Black holes are the darlings of astrophysicists all over the world. There’s simply no other cosmic object as fascinating and as paradoxical. Which is why any time new behaviors are observed, the science world gets very excited indeed. A super-massive black hole 800 million light-years away just gave evidence of a cyclical feeding cycle, possibly confirming theories about the life cycles of these mysterious celestial objects.
When things get pulled inside the event horizon of black holes, sometimes great quantities of energy are also released in the process. This happens especially if the main feed of the black hole is gas. Great plumes of gas, matter and radiation can be ejected by black holes, and in fact, scientists theorized that these “burps” ought to come at pretty quick intervals if a black hole is well fed.
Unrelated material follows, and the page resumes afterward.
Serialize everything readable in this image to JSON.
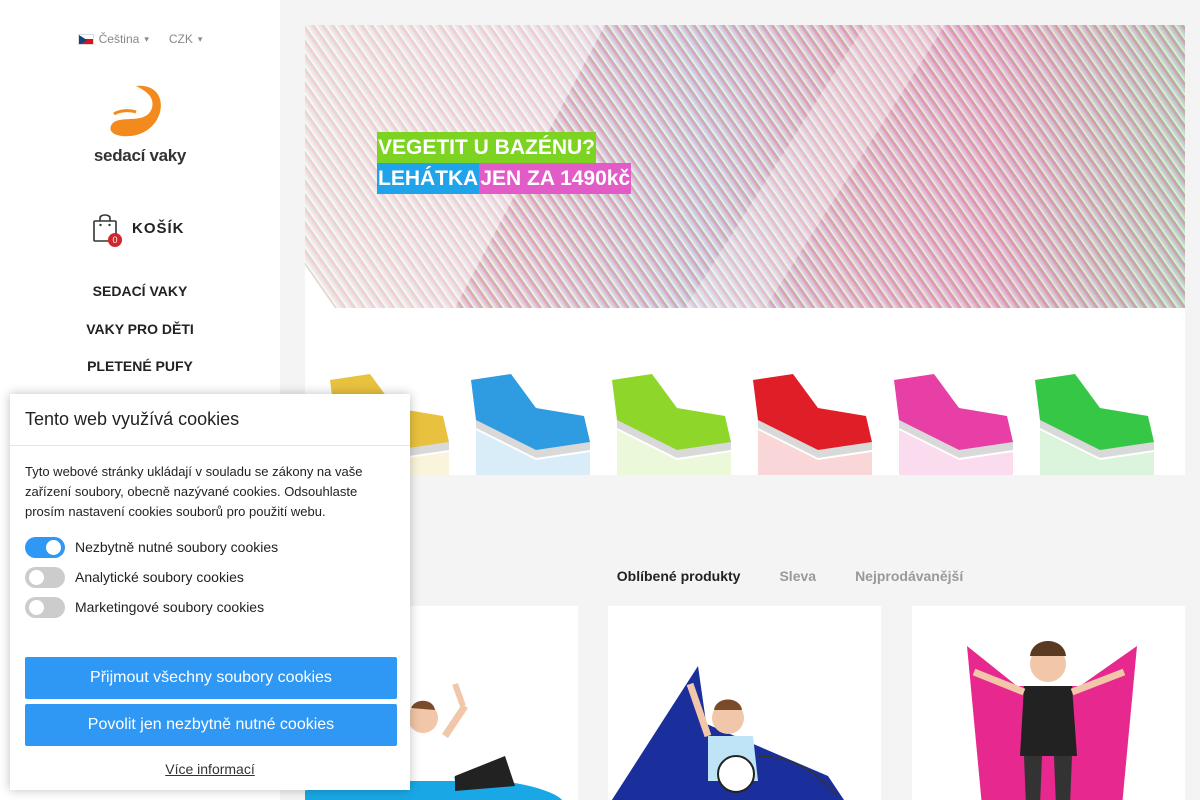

Finally, scientists managed to use imagery from the Hubble and Chandra space telescopes to discover empirical proof of such a cycle taking place. Images show the 800 million year old object, surrounded up and down by two distinct clouds of gas and radiation, which are only about 100 thousand years apart in age. This simply means that one of them was ejected to one side of the black hole, and the other one, which is actually bigger and more compact, got ejected 100 thousand year later, in the other direction. These might seems like very long stretches of time, but in astronomical terms, they’re blinks of an eye. This behavior seems to confirm the fast cycle predicted by astronomer theories about black holes.
These “burps” are mostly only detectable in the X-ray spectrum, so the Chandra telescope was an ideal tool for the job. In fact, we already have well documented instances of such plumes of gas being ejected from black holes, but the duality of this fresh discovery is what makes it special.